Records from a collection
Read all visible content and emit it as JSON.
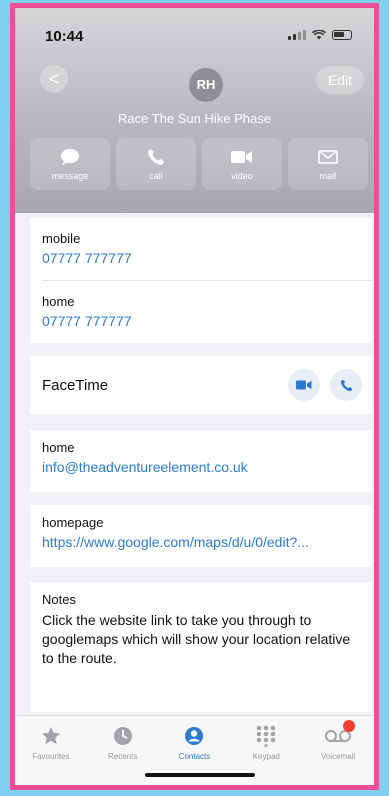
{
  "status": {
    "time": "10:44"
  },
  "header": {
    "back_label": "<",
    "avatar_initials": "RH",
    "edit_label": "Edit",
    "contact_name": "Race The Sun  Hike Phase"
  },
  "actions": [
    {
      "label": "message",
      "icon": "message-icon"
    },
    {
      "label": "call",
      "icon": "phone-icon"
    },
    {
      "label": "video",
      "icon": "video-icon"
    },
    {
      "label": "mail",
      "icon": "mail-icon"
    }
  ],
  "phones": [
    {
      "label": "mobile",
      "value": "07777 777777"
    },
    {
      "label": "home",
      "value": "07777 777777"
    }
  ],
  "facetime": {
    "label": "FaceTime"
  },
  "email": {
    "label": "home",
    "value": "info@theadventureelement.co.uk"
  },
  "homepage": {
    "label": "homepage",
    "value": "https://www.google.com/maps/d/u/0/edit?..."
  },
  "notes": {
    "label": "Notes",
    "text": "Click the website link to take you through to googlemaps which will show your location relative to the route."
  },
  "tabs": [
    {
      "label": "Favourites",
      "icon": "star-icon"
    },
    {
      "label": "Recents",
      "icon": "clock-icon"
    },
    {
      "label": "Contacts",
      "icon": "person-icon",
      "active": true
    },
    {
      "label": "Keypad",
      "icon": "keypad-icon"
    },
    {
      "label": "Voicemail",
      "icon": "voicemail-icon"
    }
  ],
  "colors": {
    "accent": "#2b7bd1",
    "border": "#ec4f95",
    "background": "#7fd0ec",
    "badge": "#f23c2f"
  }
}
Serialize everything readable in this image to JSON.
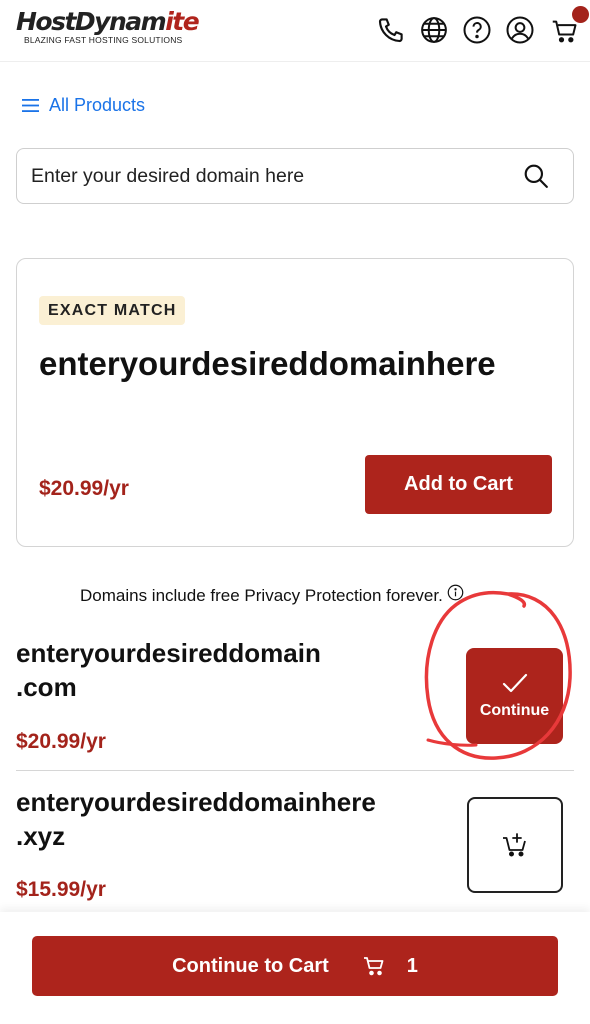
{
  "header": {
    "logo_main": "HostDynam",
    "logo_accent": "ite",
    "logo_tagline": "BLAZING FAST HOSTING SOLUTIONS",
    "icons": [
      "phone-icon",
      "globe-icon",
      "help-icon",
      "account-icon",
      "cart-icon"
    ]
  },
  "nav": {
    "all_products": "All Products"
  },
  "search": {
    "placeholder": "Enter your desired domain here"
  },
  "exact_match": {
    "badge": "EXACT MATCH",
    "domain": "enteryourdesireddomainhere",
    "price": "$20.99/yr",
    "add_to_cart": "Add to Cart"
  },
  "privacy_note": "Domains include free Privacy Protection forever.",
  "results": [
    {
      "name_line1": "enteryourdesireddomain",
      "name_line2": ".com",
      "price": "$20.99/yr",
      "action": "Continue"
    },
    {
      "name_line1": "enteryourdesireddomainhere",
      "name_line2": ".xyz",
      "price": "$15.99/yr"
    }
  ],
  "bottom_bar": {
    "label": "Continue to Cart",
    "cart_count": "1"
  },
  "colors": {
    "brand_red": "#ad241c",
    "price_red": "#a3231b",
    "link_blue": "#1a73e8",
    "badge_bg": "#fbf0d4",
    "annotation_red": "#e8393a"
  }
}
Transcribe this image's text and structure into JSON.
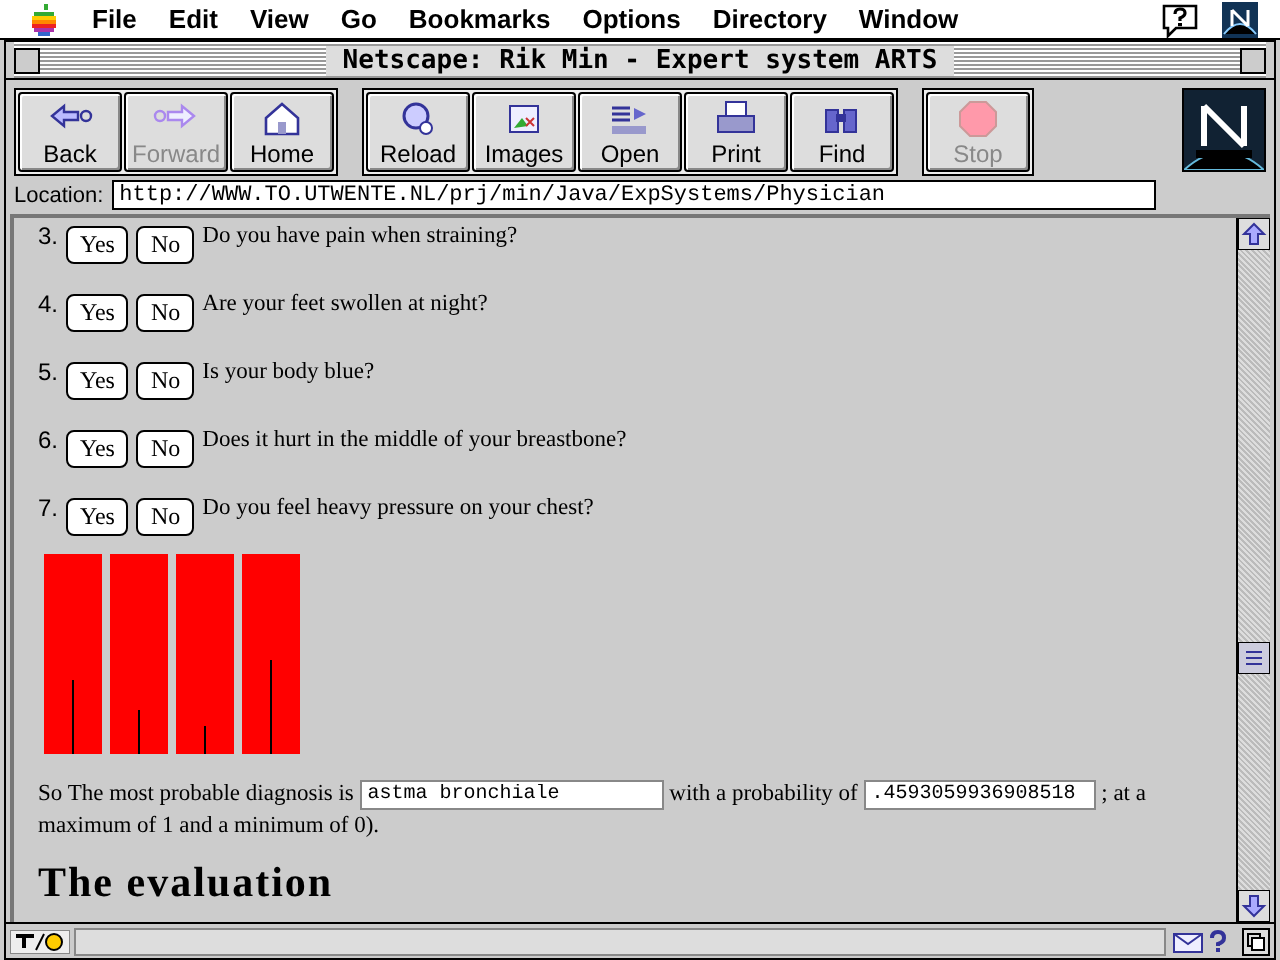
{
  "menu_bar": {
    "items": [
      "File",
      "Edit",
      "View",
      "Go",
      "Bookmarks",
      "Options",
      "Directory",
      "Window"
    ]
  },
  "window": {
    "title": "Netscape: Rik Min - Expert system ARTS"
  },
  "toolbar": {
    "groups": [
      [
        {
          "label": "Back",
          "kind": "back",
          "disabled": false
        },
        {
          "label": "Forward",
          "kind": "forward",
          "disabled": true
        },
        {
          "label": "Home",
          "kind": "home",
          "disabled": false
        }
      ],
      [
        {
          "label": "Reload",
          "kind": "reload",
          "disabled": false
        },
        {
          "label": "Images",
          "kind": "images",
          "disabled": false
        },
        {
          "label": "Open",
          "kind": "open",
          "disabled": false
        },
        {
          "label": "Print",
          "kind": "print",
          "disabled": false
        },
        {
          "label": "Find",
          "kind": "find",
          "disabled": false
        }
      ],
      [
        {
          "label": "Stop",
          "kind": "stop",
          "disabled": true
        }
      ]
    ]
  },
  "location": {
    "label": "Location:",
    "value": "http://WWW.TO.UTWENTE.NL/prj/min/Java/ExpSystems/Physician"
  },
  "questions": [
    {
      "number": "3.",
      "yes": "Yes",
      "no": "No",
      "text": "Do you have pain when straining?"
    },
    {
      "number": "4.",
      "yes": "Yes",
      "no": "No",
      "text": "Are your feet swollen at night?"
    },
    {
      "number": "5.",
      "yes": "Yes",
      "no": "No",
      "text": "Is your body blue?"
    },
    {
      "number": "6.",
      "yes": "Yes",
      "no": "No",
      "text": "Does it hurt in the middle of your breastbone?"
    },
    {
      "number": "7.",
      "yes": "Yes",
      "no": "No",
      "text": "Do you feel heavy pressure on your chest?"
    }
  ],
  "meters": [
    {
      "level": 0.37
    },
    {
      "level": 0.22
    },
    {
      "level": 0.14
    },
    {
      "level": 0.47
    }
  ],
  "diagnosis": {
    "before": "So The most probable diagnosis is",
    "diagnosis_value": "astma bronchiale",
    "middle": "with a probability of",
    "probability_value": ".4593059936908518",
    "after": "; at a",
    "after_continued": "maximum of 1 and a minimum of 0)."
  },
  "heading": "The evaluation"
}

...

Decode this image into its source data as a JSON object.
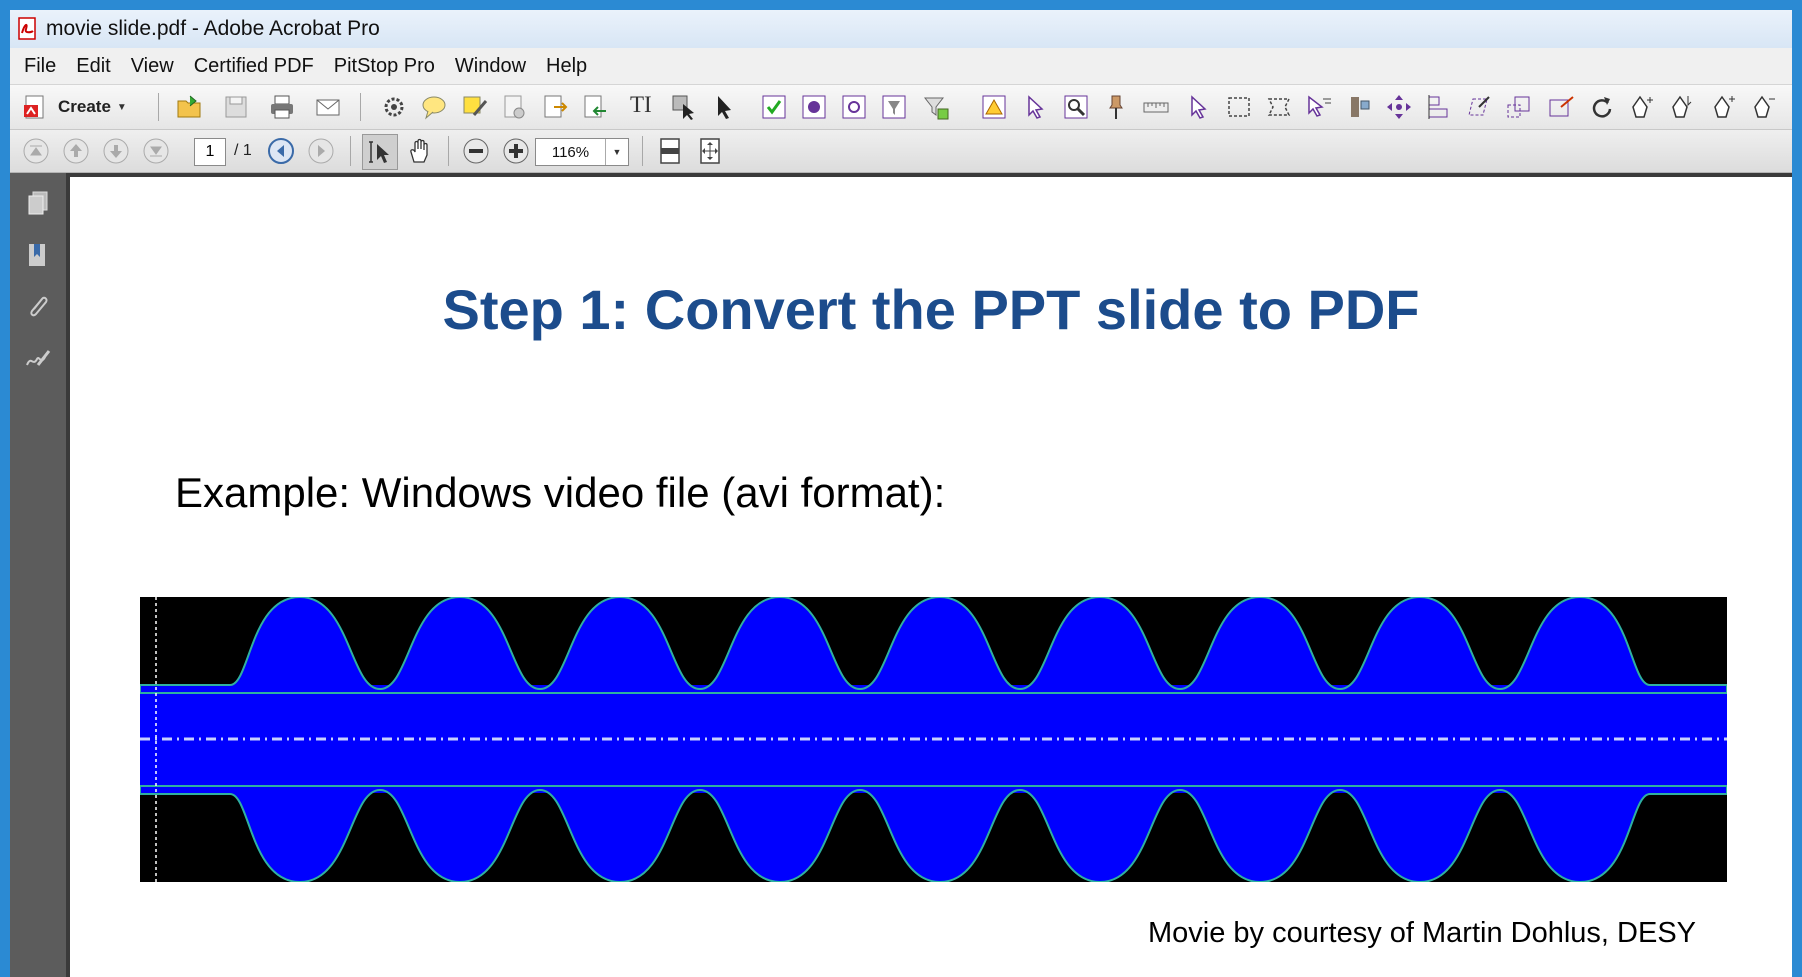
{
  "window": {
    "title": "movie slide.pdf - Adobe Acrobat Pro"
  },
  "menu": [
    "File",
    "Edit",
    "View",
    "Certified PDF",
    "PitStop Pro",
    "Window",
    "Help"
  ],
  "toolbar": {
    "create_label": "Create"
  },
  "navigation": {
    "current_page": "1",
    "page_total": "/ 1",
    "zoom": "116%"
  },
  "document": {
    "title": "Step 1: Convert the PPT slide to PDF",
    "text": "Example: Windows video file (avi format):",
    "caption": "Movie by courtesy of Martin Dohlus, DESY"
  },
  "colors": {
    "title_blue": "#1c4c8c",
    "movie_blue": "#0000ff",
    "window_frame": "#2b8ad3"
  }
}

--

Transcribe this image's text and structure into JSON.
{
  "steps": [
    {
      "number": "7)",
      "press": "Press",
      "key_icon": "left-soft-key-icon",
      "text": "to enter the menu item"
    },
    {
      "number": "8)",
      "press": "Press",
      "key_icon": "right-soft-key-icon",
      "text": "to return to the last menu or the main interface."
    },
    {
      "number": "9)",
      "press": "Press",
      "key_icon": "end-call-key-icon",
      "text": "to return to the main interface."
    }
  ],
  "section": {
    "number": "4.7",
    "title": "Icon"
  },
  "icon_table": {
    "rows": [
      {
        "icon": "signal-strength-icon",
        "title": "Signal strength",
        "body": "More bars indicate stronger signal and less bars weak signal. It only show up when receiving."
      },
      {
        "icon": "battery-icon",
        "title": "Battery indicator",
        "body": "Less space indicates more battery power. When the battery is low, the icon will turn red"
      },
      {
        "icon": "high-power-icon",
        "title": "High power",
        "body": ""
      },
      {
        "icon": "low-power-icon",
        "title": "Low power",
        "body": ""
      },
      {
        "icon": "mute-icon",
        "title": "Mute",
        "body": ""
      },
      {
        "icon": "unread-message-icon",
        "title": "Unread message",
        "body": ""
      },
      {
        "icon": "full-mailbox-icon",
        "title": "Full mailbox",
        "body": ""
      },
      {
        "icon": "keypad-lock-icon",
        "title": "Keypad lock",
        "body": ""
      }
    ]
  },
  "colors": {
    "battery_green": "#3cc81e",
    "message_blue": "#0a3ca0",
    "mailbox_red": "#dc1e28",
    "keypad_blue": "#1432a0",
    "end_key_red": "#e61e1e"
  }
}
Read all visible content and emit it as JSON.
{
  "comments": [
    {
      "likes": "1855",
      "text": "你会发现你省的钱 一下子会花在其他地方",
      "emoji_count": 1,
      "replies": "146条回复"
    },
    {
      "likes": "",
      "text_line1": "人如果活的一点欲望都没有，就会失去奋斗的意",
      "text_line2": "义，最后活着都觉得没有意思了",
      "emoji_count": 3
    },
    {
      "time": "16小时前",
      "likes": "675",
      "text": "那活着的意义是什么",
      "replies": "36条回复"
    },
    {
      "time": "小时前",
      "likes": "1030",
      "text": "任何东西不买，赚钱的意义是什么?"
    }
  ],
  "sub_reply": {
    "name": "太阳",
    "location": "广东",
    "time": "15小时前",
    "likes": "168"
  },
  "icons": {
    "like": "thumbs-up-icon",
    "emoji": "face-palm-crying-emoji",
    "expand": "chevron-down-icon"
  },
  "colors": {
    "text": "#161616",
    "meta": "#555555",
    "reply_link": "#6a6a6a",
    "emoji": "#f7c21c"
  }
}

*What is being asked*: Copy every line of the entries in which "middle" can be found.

*Output*:
      "text": "Does it hurt in the middle of your breastbone?"
    "middle": "with a probability of",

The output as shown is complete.